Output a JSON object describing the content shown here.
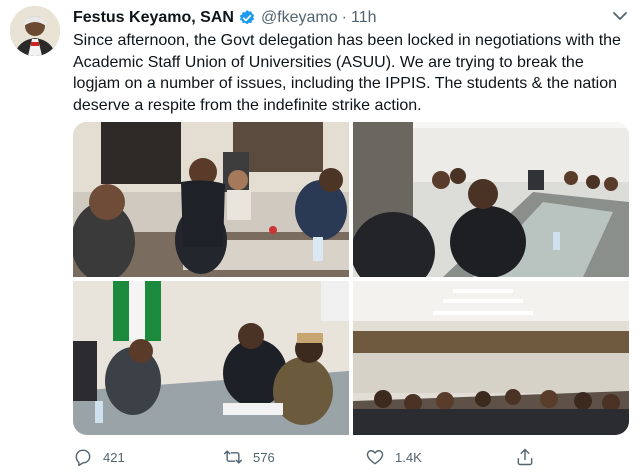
{
  "author": {
    "name": "Festus Keyamo, SAN",
    "handle": "@fkeyamo",
    "separator": "·",
    "time": "11h",
    "avatar_icon": "avatar-portrait"
  },
  "tweet": {
    "text": "Since afternoon, the Govt delegation has been locked in negotiations with the Academic Staff Union of Universities (ASUU). We are trying to break the logjam on a number of issues, including the IPPIS. The students & the nation deserve a respite from the indefinite strike action."
  },
  "media": {
    "count": 4
  },
  "actions": {
    "replies": "421",
    "retweets": "576",
    "likes": "1.4K"
  },
  "colors": {
    "verified": "#1d9bf0",
    "text": "#0f1419",
    "secondary": "#536471"
  }
}
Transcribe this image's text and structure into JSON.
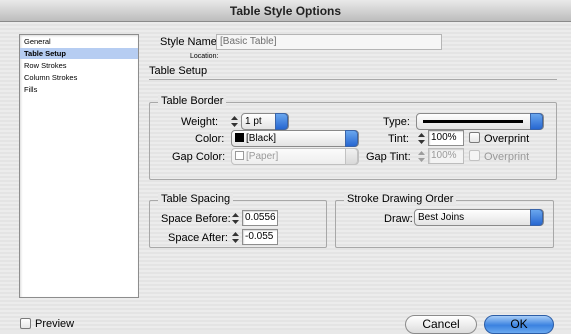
{
  "window": {
    "title": "Table Style Options"
  },
  "sidebar": {
    "items": [
      {
        "label": "General"
      },
      {
        "label": "Table Setup"
      },
      {
        "label": "Row Strokes"
      },
      {
        "label": "Column Strokes"
      },
      {
        "label": "Fills"
      }
    ],
    "selected": "Table Setup"
  },
  "style_name": {
    "label": "Style Name:",
    "value": "[Basic Table]"
  },
  "location": {
    "label": "Location:"
  },
  "section": {
    "title": "Table Setup"
  },
  "table_border": {
    "title": "Table Border",
    "weight_label": "Weight:",
    "weight_value": "1 pt",
    "type_label": "Type:",
    "color_label": "Color:",
    "color_value": "[Black]",
    "tint_label": "Tint:",
    "tint_value": "100%",
    "overprint_label": "Overprint",
    "gap_color_label": "Gap Color:",
    "gap_color_value": "[Paper]",
    "gap_tint_label": "Gap Tint:",
    "gap_tint_value": "100%",
    "gap_overprint_label": "Overprint"
  },
  "table_spacing": {
    "title": "Table Spacing",
    "space_before_label": "Space Before:",
    "space_before_value": "0.0556",
    "space_after_label": "Space After:",
    "space_after_value": "-0.055"
  },
  "stroke_order": {
    "title": "Stroke Drawing Order",
    "draw_label": "Draw:",
    "draw_value": "Best Joins"
  },
  "footer": {
    "preview_label": "Preview",
    "cancel_label": "Cancel",
    "ok_label": "OK"
  },
  "colors": {
    "accent": "#3b82e0",
    "selection": "#b6cdf2",
    "swatch_black": "#000000",
    "swatch_paper": "#ffffff"
  }
}
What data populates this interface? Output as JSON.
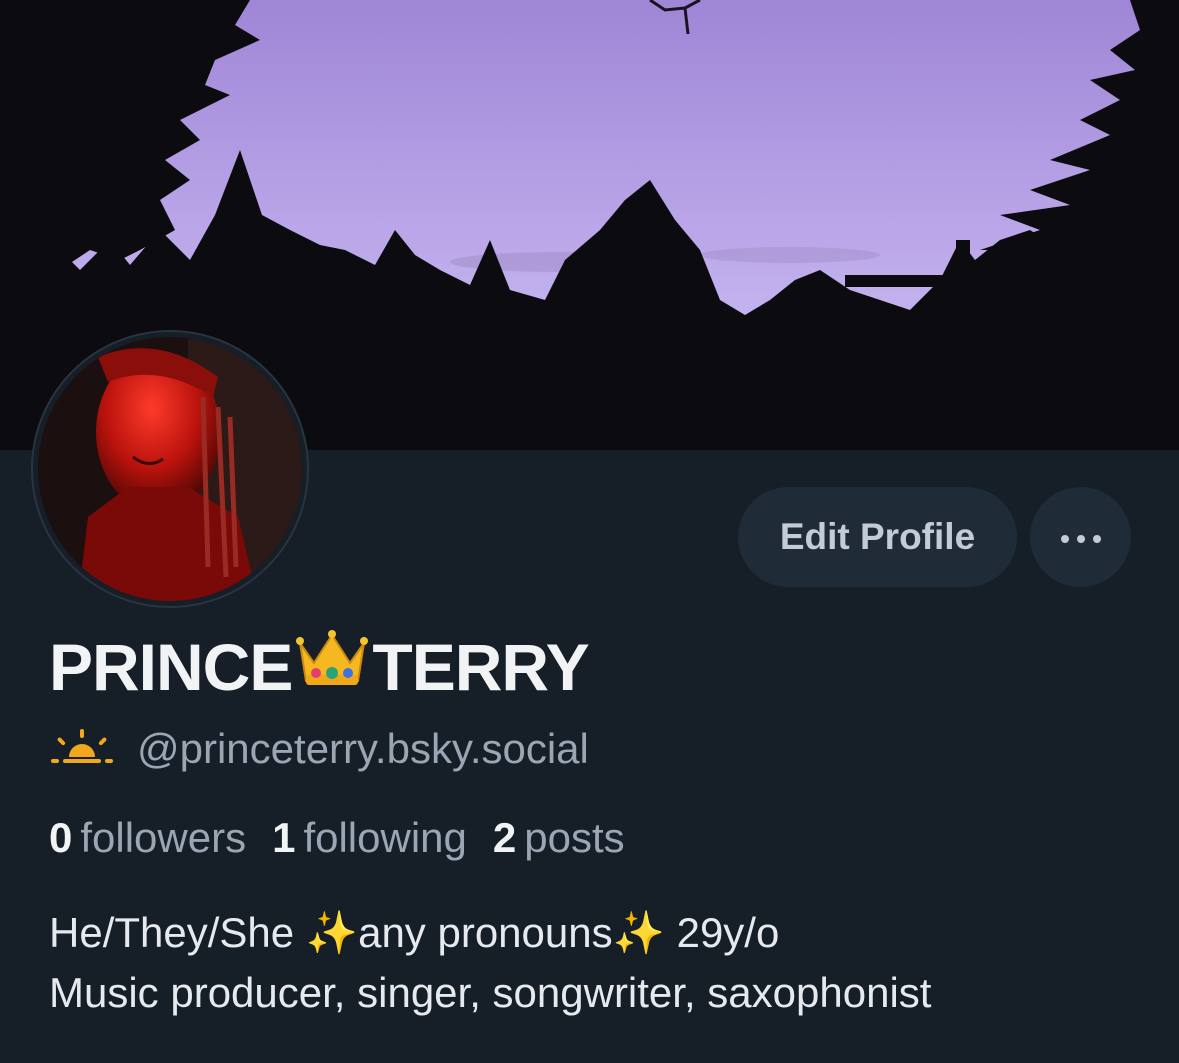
{
  "colors": {
    "background": "#161e27",
    "button_bg": "#1f2b36",
    "primary_text": "#f1f3f5",
    "secondary_text": "#9aa6b3",
    "sky": "#b7a2e6"
  },
  "profile": {
    "display_name_first": "PRINCE",
    "display_name_emoji": "crown-emoji",
    "display_name_last": "TERRY",
    "handle_icon": "sunrise-icon",
    "handle": "@princeterry.bsky.social",
    "stats": {
      "followers_count": "0",
      "followers_label": "followers",
      "following_count": "1",
      "following_label": "following",
      "posts_count": "2",
      "posts_label": "posts"
    },
    "bio_line1": "He/They/She ✨any pronouns✨ 29y/o",
    "bio_line2": "Music producer, singer, songwriter, saxophonist"
  },
  "actions": {
    "edit_profile_label": "Edit Profile",
    "more_icon": "more-horizontal-icon"
  }
}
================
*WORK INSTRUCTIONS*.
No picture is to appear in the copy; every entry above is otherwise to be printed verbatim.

*ANSWER BOX*.
Output a JSON object describing the content shown here.
{
  "author": {
    "name": "Festus Keyamo, SAN",
    "handle": "@fkeyamo",
    "separator": "·",
    "time": "11h",
    "avatar_icon": "avatar-portrait"
  },
  "tweet": {
    "text": "Since afternoon, the Govt delegation has been locked in negotiations with the Academic Staff Union of Universities (ASUU). We are trying to break the logjam on a number of issues, including the IPPIS. The students & the nation deserve a respite from the indefinite strike action."
  },
  "media": {
    "count": 4
  },
  "actions": {
    "replies": "421",
    "retweets": "576",
    "likes": "1.4K"
  },
  "colors": {
    "verified": "#1d9bf0",
    "text": "#0f1419",
    "secondary": "#536471"
  }
}
Transcribe this image's text and structure into JSON.
{
  "window": {
    "title": "Table Style Options"
  },
  "sidebar": {
    "items": [
      {
        "label": "General"
      },
      {
        "label": "Table Setup"
      },
      {
        "label": "Row Strokes"
      },
      {
        "label": "Column Strokes"
      },
      {
        "label": "Fills"
      }
    ],
    "selected": "Table Setup"
  },
  "style_name": {
    "label": "Style Name:",
    "value": "[Basic Table]"
  },
  "location": {
    "label": "Location:"
  },
  "section": {
    "title": "Table Setup"
  },
  "table_border": {
    "title": "Table Border",
    "weight_label": "Weight:",
    "weight_value": "1 pt",
    "type_label": "Type:",
    "color_label": "Color:",
    "color_value": "[Black]",
    "tint_label": "Tint:",
    "tint_value": "100%",
    "overprint_label": "Overprint",
    "gap_color_label": "Gap Color:",
    "gap_color_value": "[Paper]",
    "gap_tint_label": "Gap Tint:",
    "gap_tint_value": "100%",
    "gap_overprint_label": "Overprint"
  },
  "table_spacing": {
    "title": "Table Spacing",
    "space_before_label": "Space Before:",
    "space_before_value": "0.0556",
    "space_after_label": "Space After:",
    "space_after_value": "-0.055"
  },
  "stroke_order": {
    "title": "Stroke Drawing Order",
    "draw_label": "Draw:",
    "draw_value": "Best Joins"
  },
  "footer": {
    "preview_label": "Preview",
    "cancel_label": "Cancel",
    "ok_label": "OK"
  },
  "colors": {
    "accent": "#3b82e0",
    "selection": "#b6cdf2",
    "swatch_black": "#000000",
    "swatch_paper": "#ffffff"
  }
}
What data populates this interface? Output as JSON.
{
  "colors": {
    "background": "#161e27",
    "button_bg": "#1f2b36",
    "primary_text": "#f1f3f5",
    "secondary_text": "#9aa6b3",
    "sky": "#b7a2e6"
  },
  "profile": {
    "display_name_first": "PRINCE",
    "display_name_emoji": "crown-emoji",
    "display_name_last": "TERRY",
    "handle_icon": "sunrise-icon",
    "handle": "@princeterry.bsky.social",
    "stats": {
      "followers_count": "0",
      "followers_label": "followers",
      "following_count": "1",
      "following_label": "following",
      "posts_count": "2",
      "posts_label": "posts"
    },
    "bio_line1": "He/They/She ✨any pronouns✨ 29y/o",
    "bio_line2": "Music producer, singer, songwriter, saxophonist"
  },
  "actions": {
    "edit_profile_label": "Edit Profile",
    "more_icon": "more-horizontal-icon"
  }
}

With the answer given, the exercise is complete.